Canada's Magna on Monday inched closer to clinching its Opel buy with approval from Spanish plant workers as the clock ticks down to a November 3 board meeting at which GM is set to decide on the deal.
Spain's Opel workers voted to accept Magna's plans for the carmaker, after tense negotiations with labor representatives. Their decision clears away one of the last obstacles standing in the way of a deal from the European point of view.
General Motors' board of directors still needs to vote in favor of the deal and set European Union concerns over the politics of its choice of buyer to rest. It is due to make a decision at a regularly scheduled board meeting taking place next week.
Spain's unions had reached an initial agreement with Magna last week after the Canadian parts manufacturer agreed to keep the Figueruelas plant in northern Spain, which makes the Corsa, and to reduce proposed job cuts.
We decided to modify the plan Magna had for us, Ana Sanchez, one of the directors of CCOO, one of the two biggest unions at the Opel plant, told workers before the vote.

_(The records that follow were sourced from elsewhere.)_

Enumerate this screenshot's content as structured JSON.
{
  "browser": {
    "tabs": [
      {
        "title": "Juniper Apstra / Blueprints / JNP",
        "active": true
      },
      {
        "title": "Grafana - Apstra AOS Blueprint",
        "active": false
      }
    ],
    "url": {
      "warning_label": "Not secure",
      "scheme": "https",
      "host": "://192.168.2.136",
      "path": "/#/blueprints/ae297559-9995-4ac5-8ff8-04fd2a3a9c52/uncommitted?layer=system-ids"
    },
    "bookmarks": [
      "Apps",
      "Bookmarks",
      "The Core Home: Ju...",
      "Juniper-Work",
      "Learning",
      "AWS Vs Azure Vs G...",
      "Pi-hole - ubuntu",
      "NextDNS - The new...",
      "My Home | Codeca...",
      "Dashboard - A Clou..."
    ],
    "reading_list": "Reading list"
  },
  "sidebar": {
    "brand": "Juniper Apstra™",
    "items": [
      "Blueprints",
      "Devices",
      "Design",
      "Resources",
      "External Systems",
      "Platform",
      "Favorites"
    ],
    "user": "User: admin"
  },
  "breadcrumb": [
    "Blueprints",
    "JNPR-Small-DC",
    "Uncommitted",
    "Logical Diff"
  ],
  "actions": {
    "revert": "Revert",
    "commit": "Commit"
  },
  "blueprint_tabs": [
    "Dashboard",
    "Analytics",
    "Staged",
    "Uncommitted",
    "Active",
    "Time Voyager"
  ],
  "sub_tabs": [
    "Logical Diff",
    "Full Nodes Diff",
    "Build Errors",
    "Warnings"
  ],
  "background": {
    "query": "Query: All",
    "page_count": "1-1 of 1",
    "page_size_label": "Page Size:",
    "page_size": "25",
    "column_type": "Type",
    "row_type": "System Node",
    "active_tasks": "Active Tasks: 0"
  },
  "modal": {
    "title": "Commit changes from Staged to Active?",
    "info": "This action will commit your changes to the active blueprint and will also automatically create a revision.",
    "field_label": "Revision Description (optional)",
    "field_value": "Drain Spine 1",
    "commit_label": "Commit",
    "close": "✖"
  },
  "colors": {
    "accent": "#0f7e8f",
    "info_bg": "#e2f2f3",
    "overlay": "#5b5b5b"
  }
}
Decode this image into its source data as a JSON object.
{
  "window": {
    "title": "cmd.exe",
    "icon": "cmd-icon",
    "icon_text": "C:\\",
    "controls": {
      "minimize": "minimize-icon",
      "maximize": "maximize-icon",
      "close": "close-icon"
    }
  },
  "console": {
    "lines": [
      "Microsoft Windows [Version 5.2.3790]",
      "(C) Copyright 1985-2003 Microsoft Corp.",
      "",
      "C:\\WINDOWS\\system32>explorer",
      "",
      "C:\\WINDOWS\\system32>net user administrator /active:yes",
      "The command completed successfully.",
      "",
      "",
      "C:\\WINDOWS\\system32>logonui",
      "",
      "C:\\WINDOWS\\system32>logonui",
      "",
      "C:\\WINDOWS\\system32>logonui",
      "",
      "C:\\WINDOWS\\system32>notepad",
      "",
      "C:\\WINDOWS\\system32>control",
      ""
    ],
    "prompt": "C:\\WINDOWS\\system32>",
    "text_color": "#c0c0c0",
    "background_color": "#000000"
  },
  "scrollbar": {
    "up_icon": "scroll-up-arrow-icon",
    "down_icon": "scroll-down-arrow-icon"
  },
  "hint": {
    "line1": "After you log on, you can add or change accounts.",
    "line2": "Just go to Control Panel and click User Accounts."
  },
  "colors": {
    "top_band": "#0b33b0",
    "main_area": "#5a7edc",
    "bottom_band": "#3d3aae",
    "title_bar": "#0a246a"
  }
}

Also on Monday, Magna and its Russian partner Sberbank notified European Union antitrust regulators of their plan to buy a majority stake in the General Motors unit.
The European Commission set a November 27 deadline for it to decide whether to approve the takeover, according to its daily list of planned mergers under review.
The European Commission has been keeping a close eye on the transaction to ensure state aid is not misused for political purposes. Magna had won approval from Berlin -- Germany is home to around half of Opel's 50,000 workers -- by proposing to keep all four Opel plants in Germany open.
A spokesman for the German economy ministry told reporters that Berlin was not aware of any problems that might stop the sale of Opel to Magna.
There are no new problems, the spokesman said.
GM's 13-member board agreed to sell Opel in September, but European Union regulators have asked GM to confirm it would make the same decision knowing that 4.5 billion euros in state aid promised by Germany would go to any buyer of Opel.
(Additional reporting by Hans-Edzard Busemann in Berlin; writing by Helen Massy-Beresford; editing by Karen Foster)